Today, state minister and government spokesman Dimitris Tzanakopoulos declared in an interview with Real FM radio that the government has the parliamentary votes necessary to complete its four year term,
For months, pundits and the media have wondered whether the government can survive the pull-out of junior coalition partner Panos Kammenos and his Independent Greeks party, if and when the Greece-FYROM Prespa Agreement is tabled in the Greek Parliament for ratification.
Kammenos himself answered the question at a stormy 16 October cabinet meeting, where he vowed not to topple the government if New Democracy tables a no-confidence motion in parliament. In an unprecedented move, PM Alexis Tsipras had asked all his ministers to assure him that they will not topple the government over the Prespa Agreement.
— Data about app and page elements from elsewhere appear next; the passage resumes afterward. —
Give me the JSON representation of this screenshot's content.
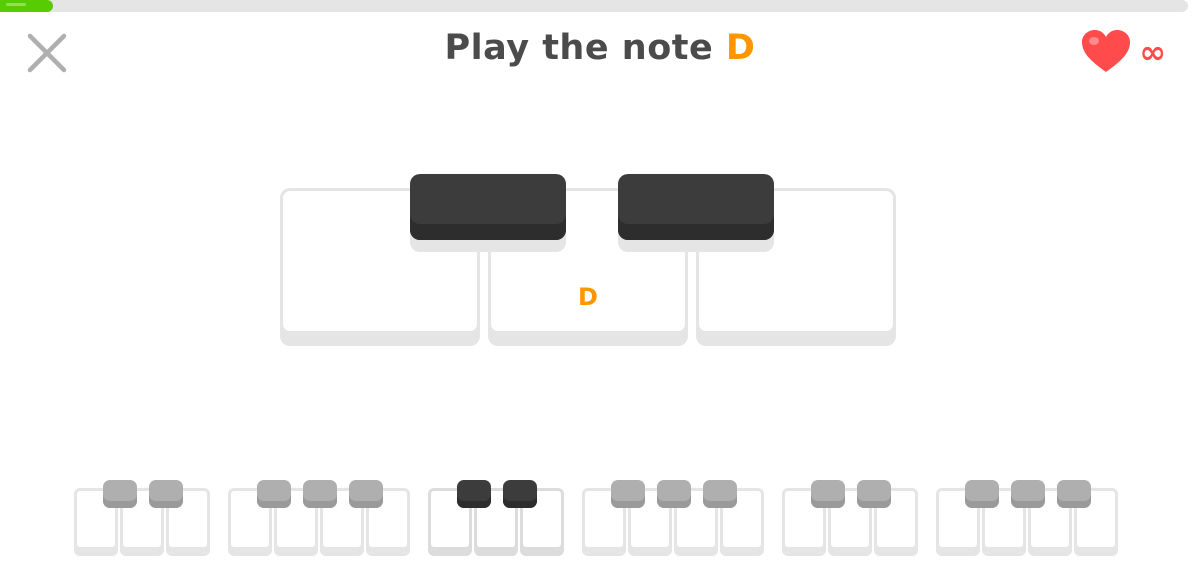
{
  "header": {
    "progress": 0.045,
    "progress_color": "#58cc02",
    "close_icon": "close-icon",
    "title_prefix": "Play the note ",
    "title_note": "D",
    "note_color": "#ff9600",
    "lives_icon": "heart-icon",
    "lives_value": "∞",
    "lives_color": "#ff4b4b"
  },
  "keyboard": {
    "white_keys": [
      {
        "label": ""
      },
      {
        "label": "D"
      },
      {
        "label": ""
      }
    ],
    "black_key_count": 2
  },
  "octave_selector": {
    "octaves": [
      {
        "white": 3,
        "black": 2,
        "active": false
      },
      {
        "white": 4,
        "black": 3,
        "active": false
      },
      {
        "white": 3,
        "black": 2,
        "active": true
      },
      {
        "white": 4,
        "black": 3,
        "active": false
      },
      {
        "white": 3,
        "black": 2,
        "active": false
      },
      {
        "white": 4,
        "black": 3,
        "active": false
      }
    ]
  }
}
Today, state minister and government spokesman Dimitris Tzanakopoulos declared in an interview with Real FM radio that the government has the parliamentary votes necessary to complete its four year term, in October, 2019.
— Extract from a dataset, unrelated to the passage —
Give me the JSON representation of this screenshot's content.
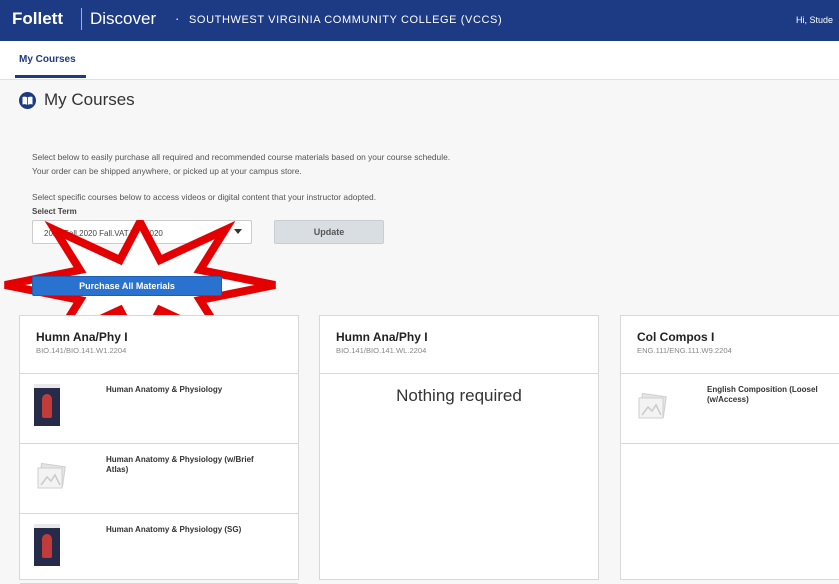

“This is a discussion that the prime minister and his coalition partner – with whom I have an honest and earnest relationship, cooperation, and frequent contact – will conduct in early March,” Tzanakopoulos said, noting Kammenos’ pledge not to side with ND leader Kyriakos Mitsotakis in the event of a no confidence motion, so as not to destabilise the country.
As regards the press reports on the resignation of former foreign minister Nikos Kotzias, Tzanakopoulos said that they were inaccurate. He said Tsipras and Kotzias retain close ties and agree absolutely on the Prespa Agreememt, the implementation of which is moving along, and that maintaining government cohesion is crucial.
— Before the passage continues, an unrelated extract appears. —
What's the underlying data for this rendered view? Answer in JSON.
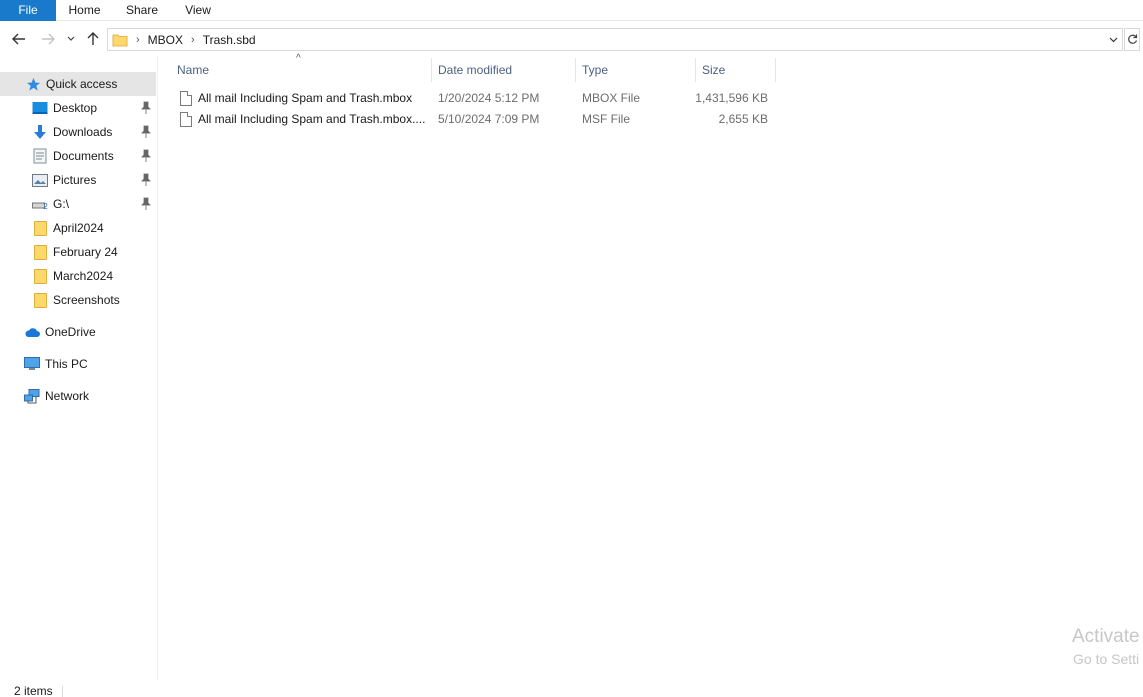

Referring to Alternate Health Minister Pavlos Polakis proclamation at a party meeting that SYRIZA should push the judiciary to expedite court cases and put some people in jail [for corruption], Tzanakopoulos claimed that the statement was purposely distorted.
“What Mr. Polakis insists on, as do the government and the prime minister, is that one must ply ahead with a clean-up and the institutional protection of the state from corruption,” he said.
“Mr. Polakis has waged a huge battle in the health sector to create better terms of auditing and transparency in a sector that was ravaged by extra-institutional networks. I think that this is what was stressed in his speech – that the government must do whatever it can so that those who have broken the law will be placed on trial by the judiciary. You know very well that the government does not put people in jail. The Greek judiciary puts people in jail, yet there are also administrative actions and audits, and investigations in which the government takes the lead,” Tzanakopoulos underlined.